BSA D1 Bantam reviewThe production ofBSA D1 125cc engine started in 1948. It was manufactured for export only. The design had been taken from the German bike DKW as part of the war reperations. The engine proved itself very efficient. And with small motorcycles becomming ever more popular in Britain, BSA decided to build a complete motorcycle around the D1 engine.
The D1 (the original model) 125cc was available initially only with a rigid rear suspension, although within three years the range was enhanced to include an optional plunger rear suspension. The front suspension of all D1's possessed no damping and resulted in a bouncy ride quality. D1's were available with a variety of electrical lighting systems. Wipac systems were available either in 6v AC (known as direct lighting) or DC. The AC system used a small dry 'torch' cell battery to illuminate the forward facing 'pilot' bulb within the headlamp shell,the remaining lighting was only available for use when the engine was running and the dry cell had to be regularly replaced.

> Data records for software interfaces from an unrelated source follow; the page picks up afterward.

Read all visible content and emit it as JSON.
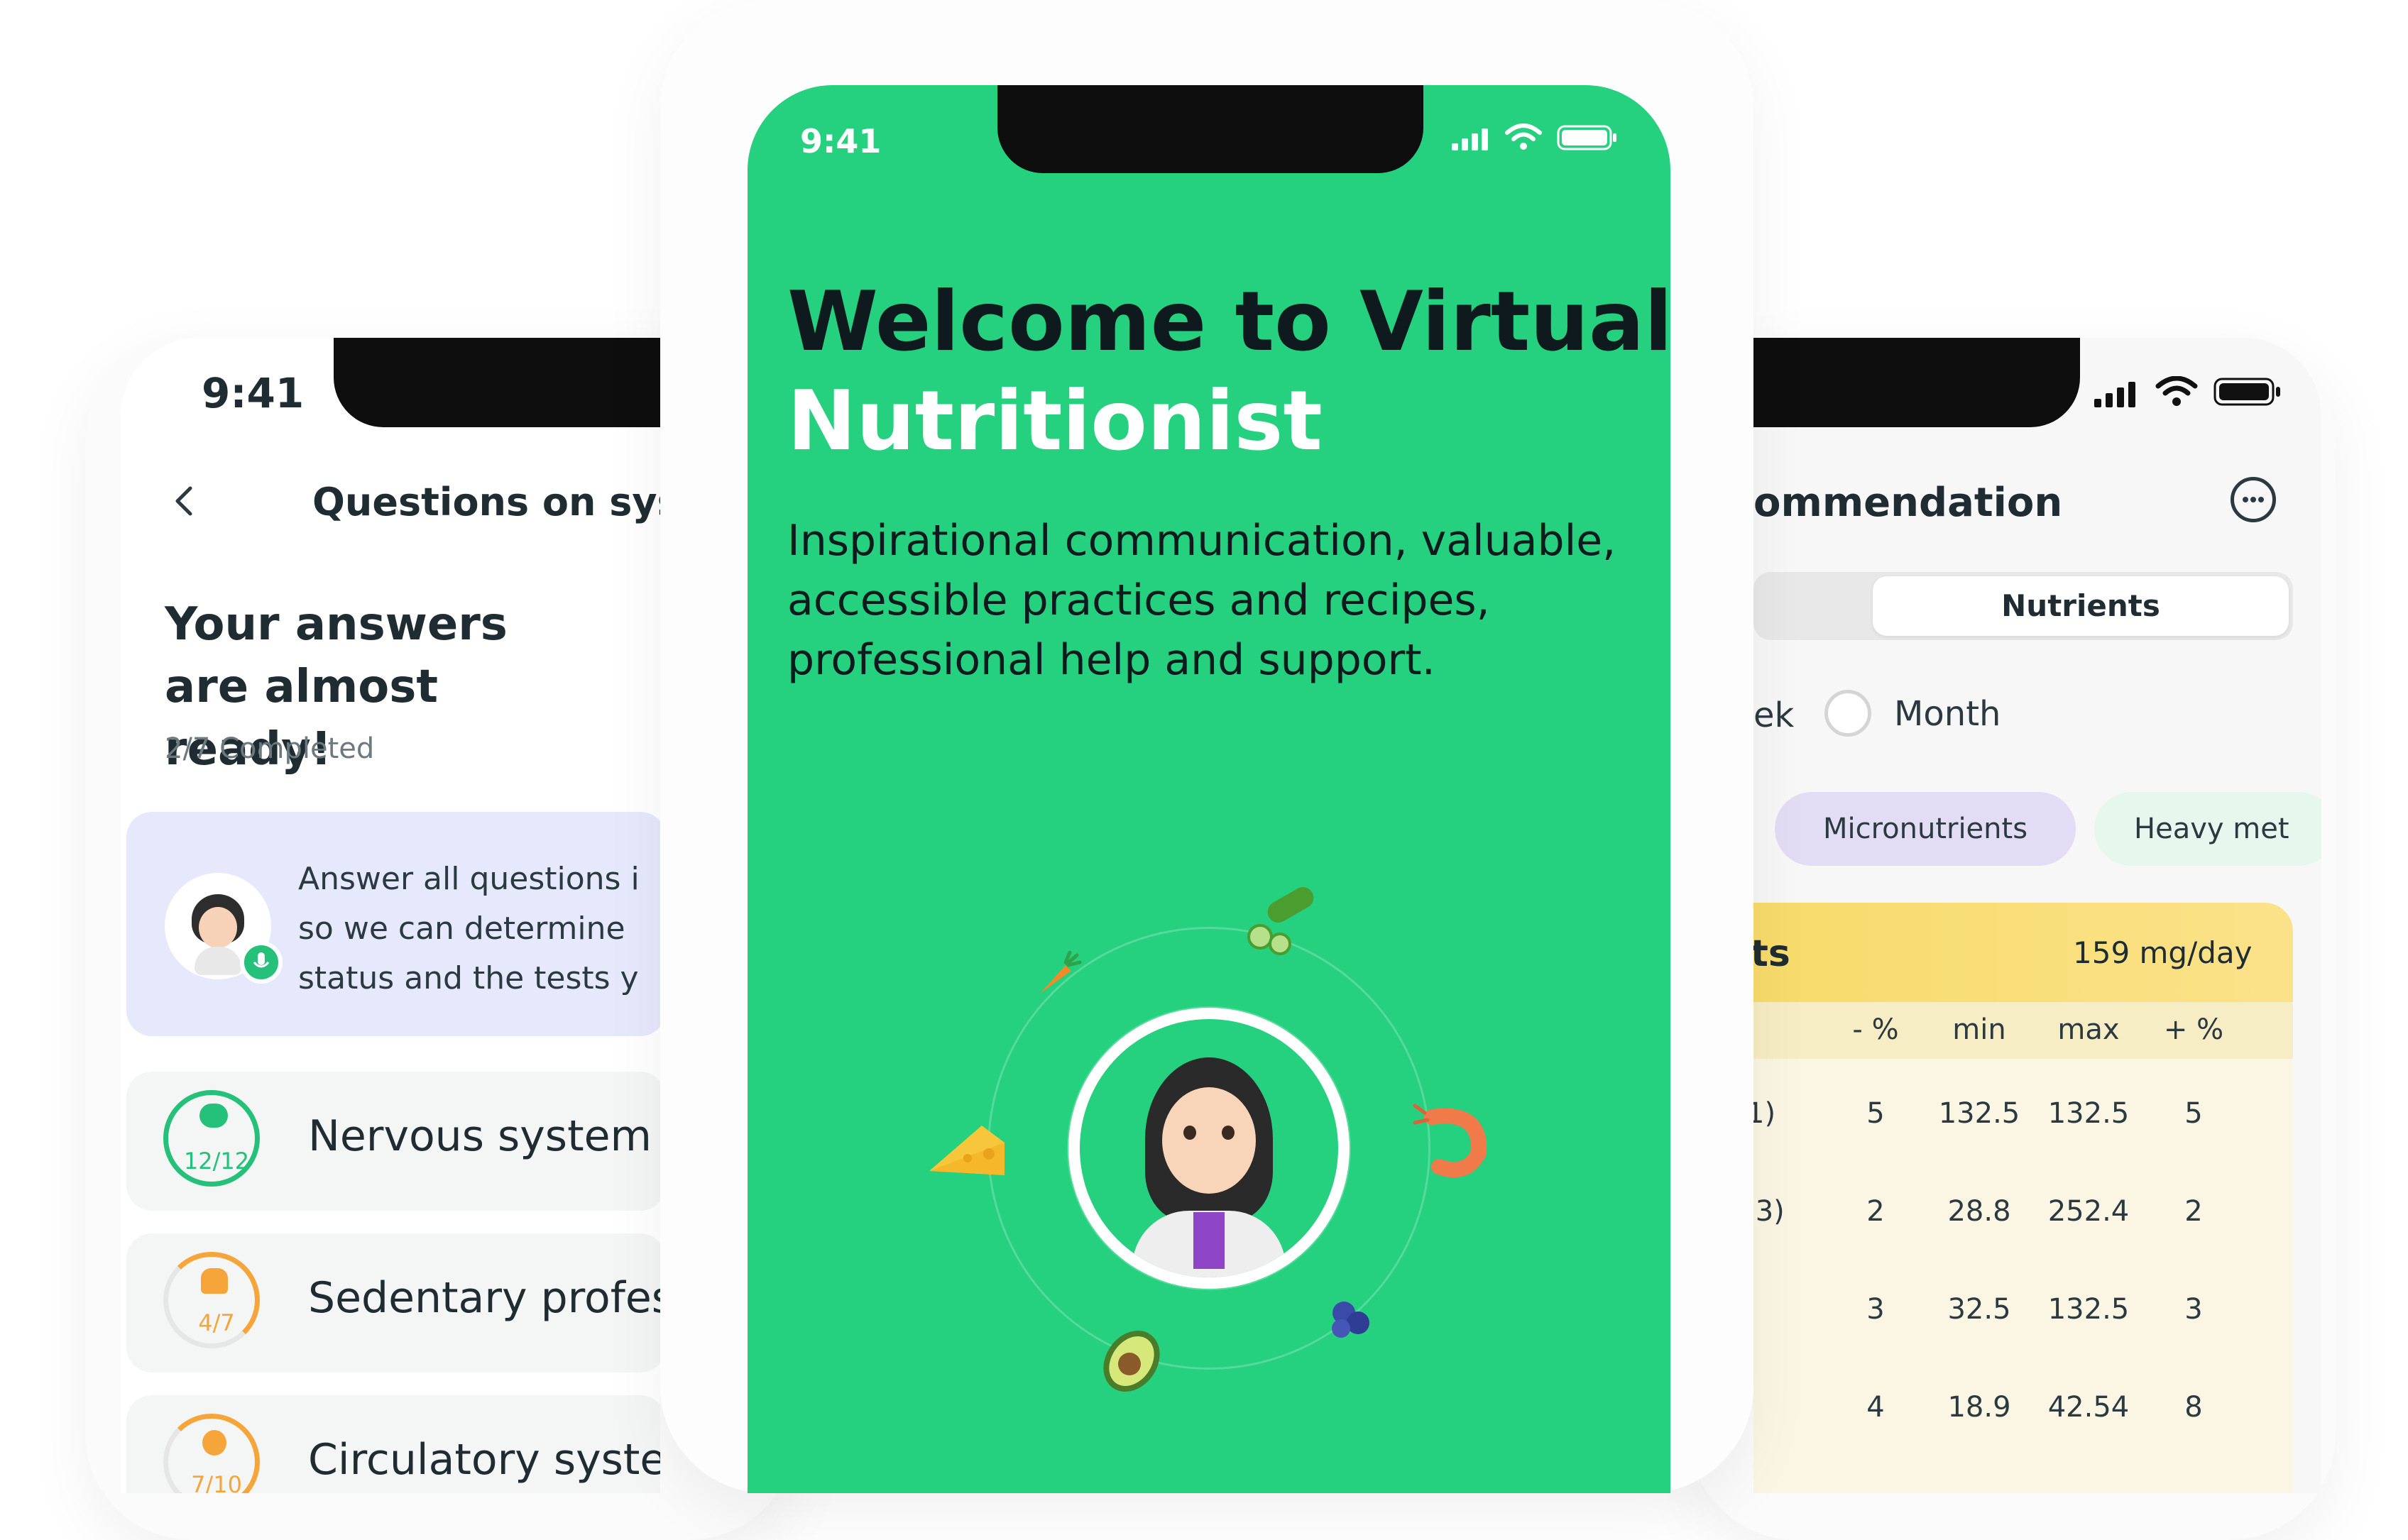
{
  "left_phone": {
    "status_time": "9:41",
    "header_title": "Questions on sys",
    "heading": "Your answers are almost ready!",
    "progress_text": "2/7 Completed",
    "info_text": [
      "Answer all questions i",
      "so we can determine",
      "status and the tests y"
    ],
    "systems": [
      {
        "label": "Nervous system",
        "count": "12/12",
        "color": "#25c07a",
        "icon": "brain-icon"
      },
      {
        "label": "Sedentary profes",
        "count": "4/7",
        "color": "#f5a53a",
        "icon": "lungs-icon"
      },
      {
        "label": "Circulatory syster",
        "count": "7/10",
        "color": "#f5a53a",
        "icon": "heart-icon"
      }
    ]
  },
  "center_phone": {
    "status_time": "9:41",
    "title_line1": "Welcome to Virtual",
    "title_line2": "Nutritionist",
    "subtitle": [
      "Inspirational communication, valuable,",
      "accessible practices and recipes,",
      "professional help and support."
    ],
    "accent": "#25d07e",
    "foods": [
      "carrot-icon",
      "cucumber-icon",
      "cheese-icon",
      "shrimp-icon",
      "avocado-icon",
      "blueberry-icon"
    ]
  },
  "right_phone": {
    "header_title": "ommendation",
    "segment_selected": "Nutrients",
    "radio_left": "ek",
    "radio_month": "Month",
    "chips": [
      "Micronutrients",
      "Heavy met"
    ],
    "card_title": "ts",
    "card_value": "159 mg/day",
    "table_headers": [
      "- %",
      "min",
      "max",
      "+ %"
    ],
    "table_rows": [
      {
        "label": "1)",
        "cells": [
          "5",
          "132.5",
          "132.5",
          "5"
        ]
      },
      {
        "label": ".3)",
        "cells": [
          "2",
          "28.8",
          "252.4",
          "2"
        ]
      },
      {
        "label": "",
        "cells": [
          "3",
          "32.5",
          "132.5",
          "3"
        ]
      },
      {
        "label": "",
        "cells": [
          "4",
          "18.9",
          "42.54",
          "8"
        ]
      }
    ]
  }
}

The DC system incorporated a lead acid battery and operated in a conventional manner. For a short period some D1's were equipped with Lucas lighting systems and these operated in a similar manner to the Wipac DC system. The D1 continued to be available to the public right up until 1963 and was still produced for the GPO (General Post Office) for at least 2 more years.
The BSA D1 Bantam was one of the most successful lightweight bikes ever to be built in the UK. BSA launched the Bantam D1 in March 1948 and the first production bike was ready in June of that year. Its 3-speed unit construction engine was a mirror-image of the DKW RT125, adapted to suit BSAs non-metric machine tools and the British inclination towards big flywheels from the designs handed over as war reparations. More specs and user manual of BSA Bantam you can see in next overview.